Try it:
Here are some records; quote them exactly, leaving out the pictures.

Entries taken from a collection:
• • • • •
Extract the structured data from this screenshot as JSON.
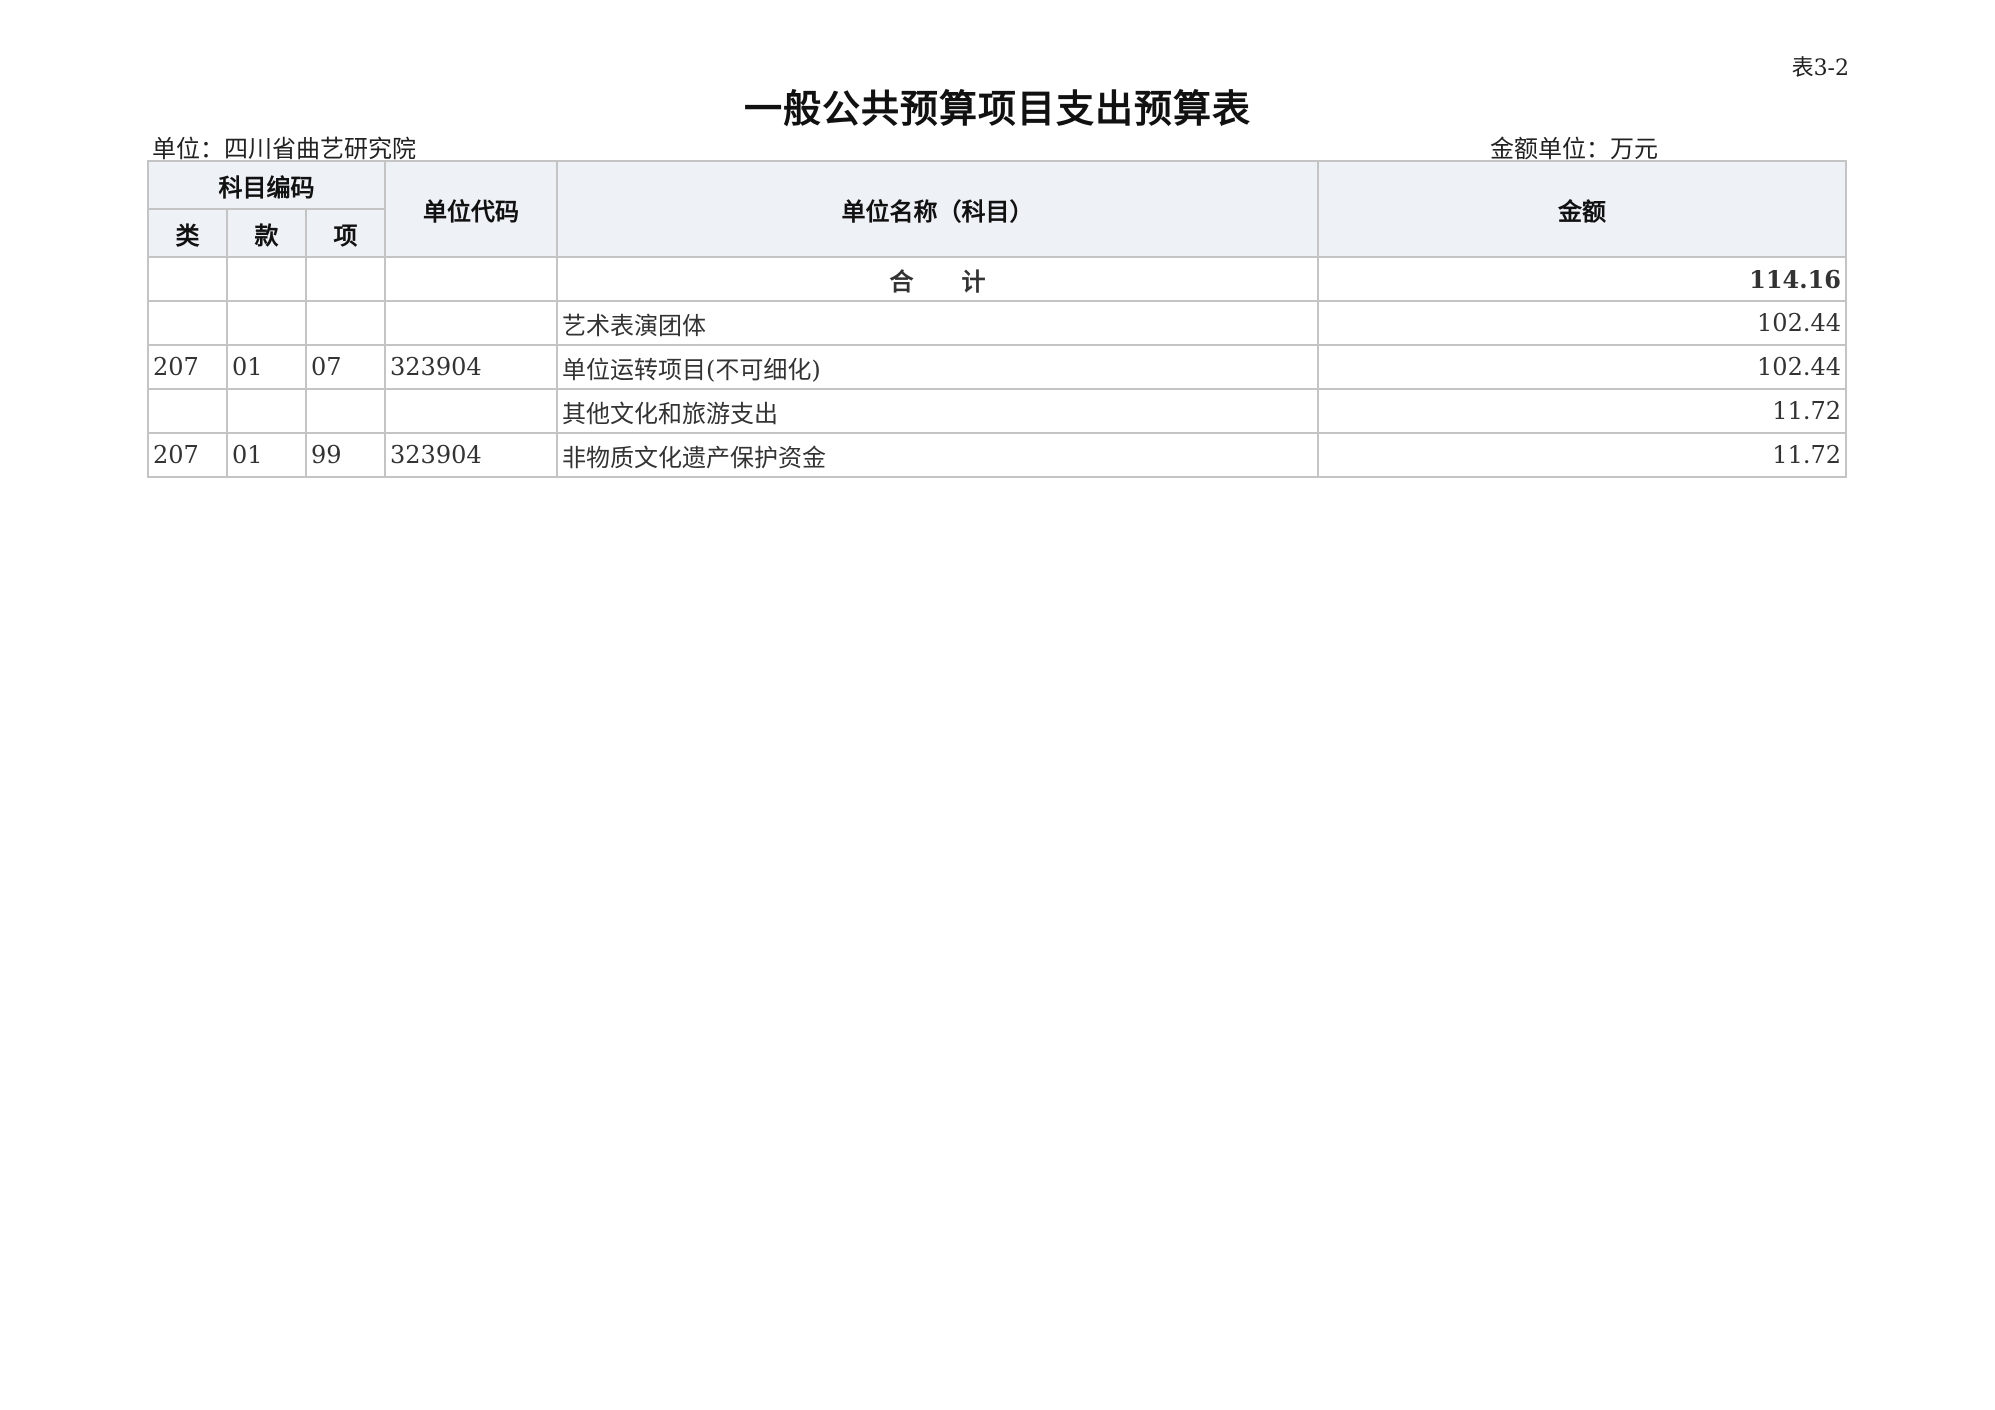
{
  "doc": {
    "table_no": "表3-2",
    "title": "一般公共预算项目支出预算表",
    "unit_label": "单位：四川省曲艺研究院",
    "money_unit_label": "金额单位：万元"
  },
  "headers": {
    "subject_code": "科目编码",
    "lei": "类",
    "kuan": "款",
    "xiang": "项",
    "unit_code": "单位代码",
    "unit_name": "单位名称（科目）",
    "amount": "金额"
  },
  "total": {
    "label": "合　　计",
    "amount": "114.16"
  },
  "rows": [
    {
      "lei": "",
      "kuan": "",
      "xiang": "",
      "unit_code": "",
      "name": "艺术表演团体",
      "amount": "102.44"
    },
    {
      "lei": "207",
      "kuan": "01",
      "xiang": "07",
      "unit_code": "323904",
      "name": "单位运转项目(不可细化)",
      "amount": "102.44"
    },
    {
      "lei": "",
      "kuan": "",
      "xiang": "",
      "unit_code": "",
      "name": "其他文化和旅游支出",
      "amount": "11.72"
    },
    {
      "lei": "207",
      "kuan": "01",
      "xiang": "99",
      "unit_code": "323904",
      "name": "非物质文化遗产保护资金",
      "amount": "11.72"
    }
  ]
}
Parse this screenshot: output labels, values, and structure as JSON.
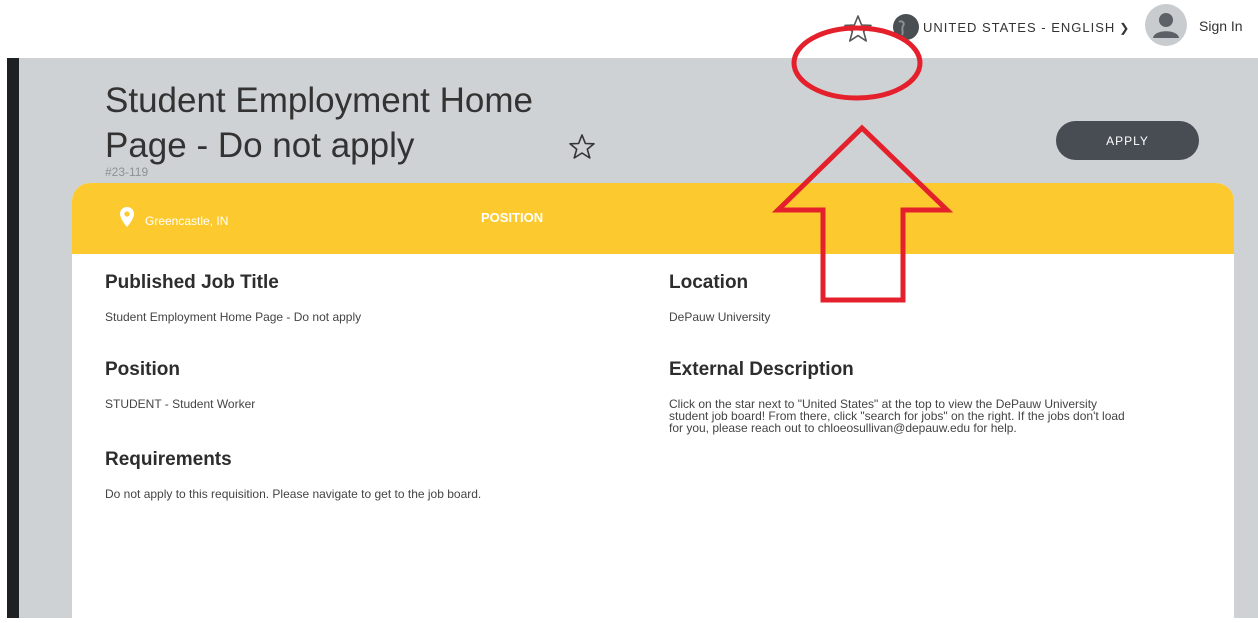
{
  "header": {
    "language_label": "UNITED STATES - ENGLISH",
    "sign_in_label": "Sign In"
  },
  "job": {
    "title": "Student Employment Home Page - Do not apply",
    "req_id": "#23-119",
    "apply_label": "APPLY"
  },
  "card": {
    "location_short": "Greencastle, IN",
    "tab_label": "POSITION",
    "fields": {
      "published_title": {
        "label": "Published Job Title",
        "value": "Student Employment Home Page - Do not apply"
      },
      "position": {
        "label": "Position",
        "value": "STUDENT - Student Worker"
      },
      "requirements": {
        "label": "Requirements",
        "value": "Do not apply to this requisition. Please navigate to get to the job board."
      },
      "location": {
        "label": "Location",
        "value": "DePauw University"
      },
      "external_description": {
        "label": "External Description",
        "lines": [
          "Click on the star next to \"United States\" at the top to view the DePauw University",
          "student job board! From there, click \"search for jobs\" on the right. If the jobs don't load",
          "for you, please reach out to chloeosullivan@depauw.edu for help."
        ]
      }
    }
  },
  "colors": {
    "accent_yellow": "#fcca2f",
    "apply_button": "#474d52",
    "band_grey": "#cfd2d4",
    "annotation_red": "#e3202b"
  },
  "icons": [
    "star-icon",
    "globe-icon",
    "chevron-down-icon",
    "avatar-icon",
    "map-pin-icon"
  ]
}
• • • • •
Your solution:
Extract the structured data from this screenshot as JSON.
{
  "doc": {
    "table_no": "表3-2",
    "title": "一般公共预算项目支出预算表",
    "unit_label": "单位：四川省曲艺研究院",
    "money_unit_label": "金额单位：万元"
  },
  "headers": {
    "subject_code": "科目编码",
    "lei": "类",
    "kuan": "款",
    "xiang": "项",
    "unit_code": "单位代码",
    "unit_name": "单位名称（科目）",
    "amount": "金额"
  },
  "total": {
    "label": "合　　计",
    "amount": "114.16"
  },
  "rows": [
    {
      "lei": "",
      "kuan": "",
      "xiang": "",
      "unit_code": "",
      "name": "艺术表演团体",
      "amount": "102.44"
    },
    {
      "lei": "207",
      "kuan": "01",
      "xiang": "07",
      "unit_code": "323904",
      "name": "单位运转项目(不可细化)",
      "amount": "102.44"
    },
    {
      "lei": "",
      "kuan": "",
      "xiang": "",
      "unit_code": "",
      "name": "其他文化和旅游支出",
      "amount": "11.72"
    },
    {
      "lei": "207",
      "kuan": "01",
      "xiang": "99",
      "unit_code": "323904",
      "name": "非物质文化遗产保护资金",
      "amount": "11.72"
    }
  ]
}
Parse this screenshot: output labels, values, and structure as JSON.
{
  "header": {
    "language_label": "UNITED STATES - ENGLISH",
    "sign_in_label": "Sign In"
  },
  "job": {
    "title": "Student Employment Home Page - Do not apply",
    "req_id": "#23-119",
    "apply_label": "APPLY"
  },
  "card": {
    "location_short": "Greencastle, IN",
    "tab_label": "POSITION",
    "fields": {
      "published_title": {
        "label": "Published Job Title",
        "value": "Student Employment Home Page - Do not apply"
      },
      "position": {
        "label": "Position",
        "value": "STUDENT - Student Worker"
      },
      "requirements": {
        "label": "Requirements",
        "value": "Do not apply to this requisition. Please navigate to get to the job board."
      },
      "location": {
        "label": "Location",
        "value": "DePauw University"
      },
      "external_description": {
        "label": "External Description",
        "lines": [
          "Click on the star next to \"United States\" at the top to view the DePauw University",
          "student job board! From there, click \"search for jobs\" on the right. If the jobs don't load",
          "for you, please reach out to chloeosullivan@depauw.edu for help."
        ]
      }
    }
  },
  "colors": {
    "accent_yellow": "#fcca2f",
    "apply_button": "#474d52",
    "band_grey": "#cfd2d4",
    "annotation_red": "#e3202b"
  },
  "icons": [
    "star-icon",
    "globe-icon",
    "chevron-down-icon",
    "avatar-icon",
    "map-pin-icon"
  ]
}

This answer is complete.